How We Read Applications

Applications are read on an individual basis, and applicants are not competing against other students for an admission spot.  When reading an application, the Admission Office’s goal is to predict academic success at Albright.  An applicant’s choice of major has no bearing on the admission decision because the College does not cap majors. We recommend students explore different academic areas and we want all students to have the freedom to change majors or add to their choice of interests by examining interdisciplinary options.  If we feel a student is academically prepared to succeed within Albright’s nurturing environment, we will offer a student admission. 

When reviewing applications, the Admission Office places an emphasis on the following items, listed in order of importance:

  1. A student’s high school academic performance and rigor of curriculum

    High school performance is the best single indicator of four year college success at Albright.  Strong performance in a college preparatory education is a good predictor of a student’s ability to succeed if they continue to work hard, manage their time, concentrate on study habits, and take advantage of Albright’s nurturing environment. 

  2. A student’s writing ability

    The ability to effectively present an argument or thought in written form is critical for success in Albright’s liberal arts education.  The College expects that students will enter with the ability to write at a college level.  Our English Composition and Writing and Literature requirements are meant to improve these skills early on in a student’s college education.

  3. Extracurricular activities, noting leadership, talent developed and length of commitment

    Students participating in athletics, the arts, Greek life and other campus activities are more likely to graduate in four years than students who do not become as engaged.  A high school student who has a proven record of commitment to balancing activities outside of class and taking the initiative to lead others in some of those activities will more than likely do the same in college if given the opportunity.  Albright stresses that student involvement is an extension of the classroom education they will receive and all students are encouraged to become active in areas of passion and to attempt new opportunities as well.

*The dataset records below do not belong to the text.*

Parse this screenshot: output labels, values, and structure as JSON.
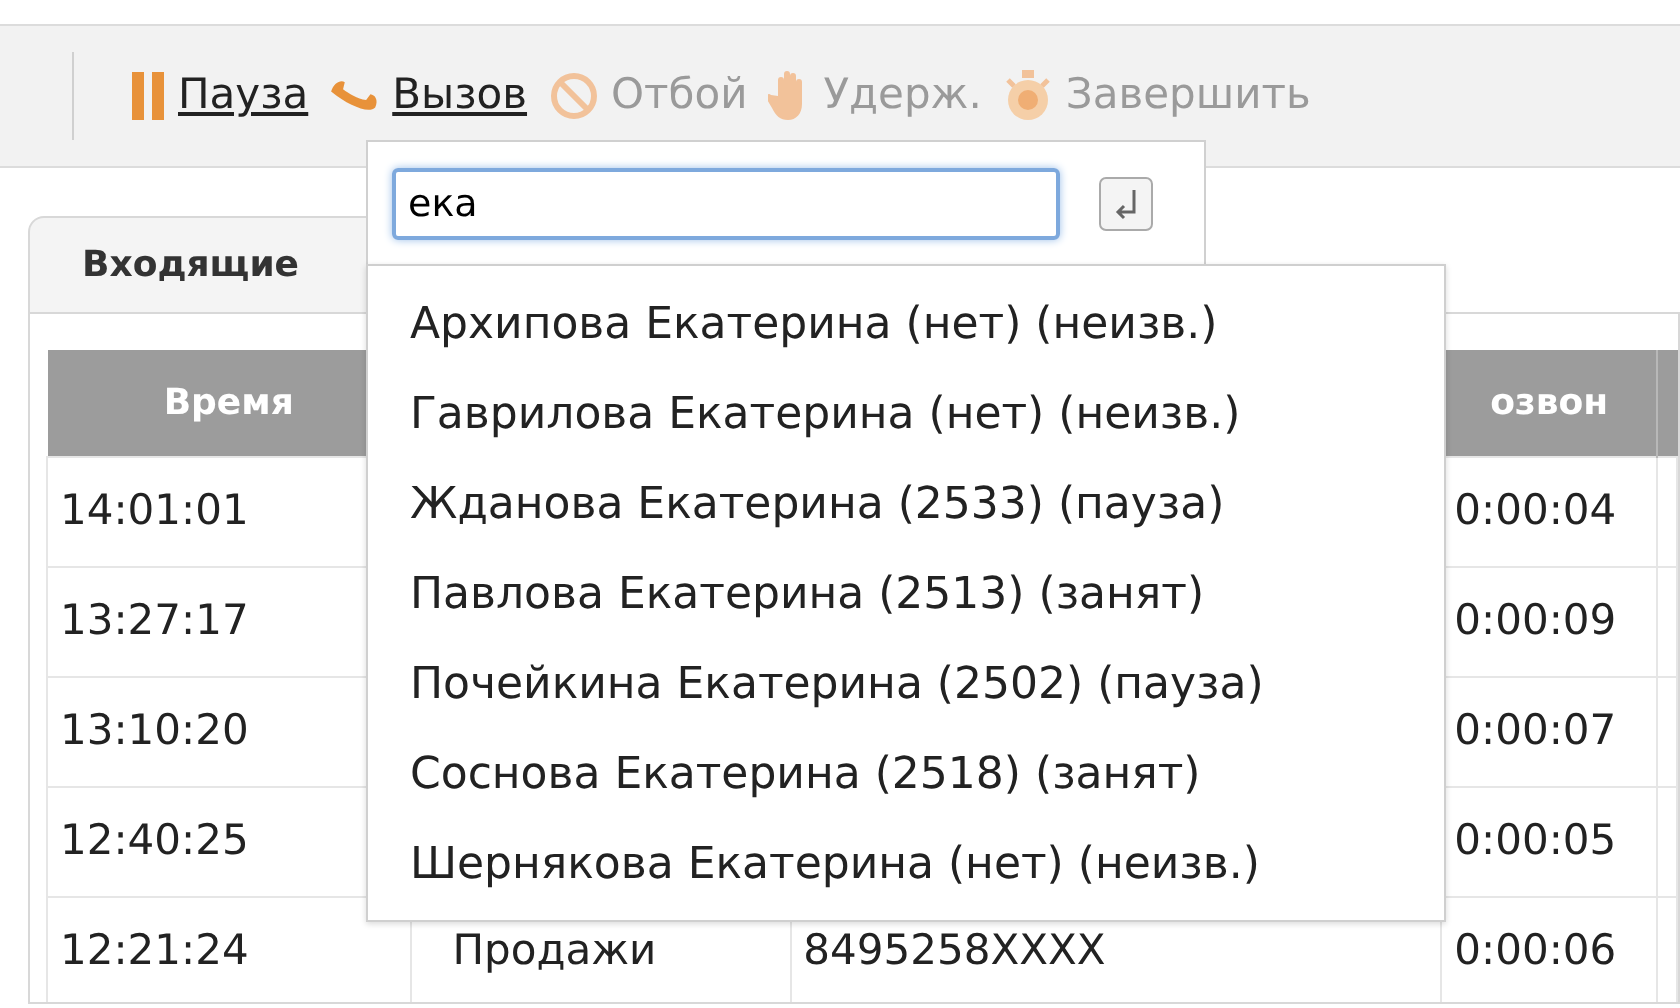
{
  "toolbar": {
    "buttons": [
      {
        "kind": "pause",
        "label": "Пауза",
        "disabled": false
      },
      {
        "kind": "call",
        "label": "Вызов",
        "disabled": false
      },
      {
        "kind": "hangup",
        "label": "Отбой",
        "disabled": true
      },
      {
        "kind": "hold",
        "label": "Удерж.",
        "disabled": true
      },
      {
        "kind": "finish",
        "label": "Завершить",
        "disabled": true
      }
    ]
  },
  "tab": {
    "label": "Входящие"
  },
  "table": {
    "columns": [
      "Время",
      "",
      "",
      "озвон"
    ],
    "rows": [
      {
        "time": "14:01:01",
        "column_4": "0:00:04"
      },
      {
        "time": "13:27:17",
        "column_4": "0:00:09"
      },
      {
        "time": "13:10:20",
        "column_4": "0:00:07"
      },
      {
        "time": "12:40:25",
        "column_4": "0:00:05"
      },
      {
        "time": "12:21:24",
        "column_2": "Продажи",
        "column_3": "8495258XXXX",
        "column_4": "0:00:06"
      }
    ]
  },
  "call_popup": {
    "search": {
      "value": "ека"
    },
    "results": [
      "Архипова Екатерина (нет) (неизв.)",
      "Гаврилова Екатерина (нет) (неизв.)",
      "Жданова Екатерина (2533) (пауза)",
      "Павлова Екатерина (2513) (занят)",
      "Почейкина Екатерина (2502) (пауза)",
      "Соснова Екатерина (2518) (занят)",
      "Шернякова Екатерина (нет) (неизв.)"
    ]
  }
}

  4. Counselor and teacher recommendations

    Recommendations can many times give the Admission Office new insights about an applicant.  The four-year impression that students have left on professionals from their secondary schools is very telling.  It is an opportunity to find out how a student interacts with classmates, what their presence is in the classroom, and their school work ethic. It also provides us with an educators’ sense of how successful the student may be in post secondary education.

  5. On-campus interview

    In Albright’s holistic admission process we enjoy getting to know applicants on a personal level.  It permits the Admission staff the opportunity to examine a candidate’s academic and extracurricular fit.  Interviews are not overly evaluative and are designed to assist students in enhancing their applications.  Interviews are recommended for all students prior to or during the application process and are required of any students deciding not to submit test scores with their application.

  6. Standardized test scores

    Submission of test scores is optional.  If a student decides not to provide the College with SAT or ACT scores, an admission interview is required to complete the application.  Test scores are proven to be a decent predictor of first-year performance; however, the predictive value weakens with each year of college.  Albright decided to eliminate requiring test scores as part of the application since scores are not a strong predictor of four-year Albright success.  Those deciding not to submit test scores will be reviewed equally for admission, scholarship and financial aid with those who do submit scores.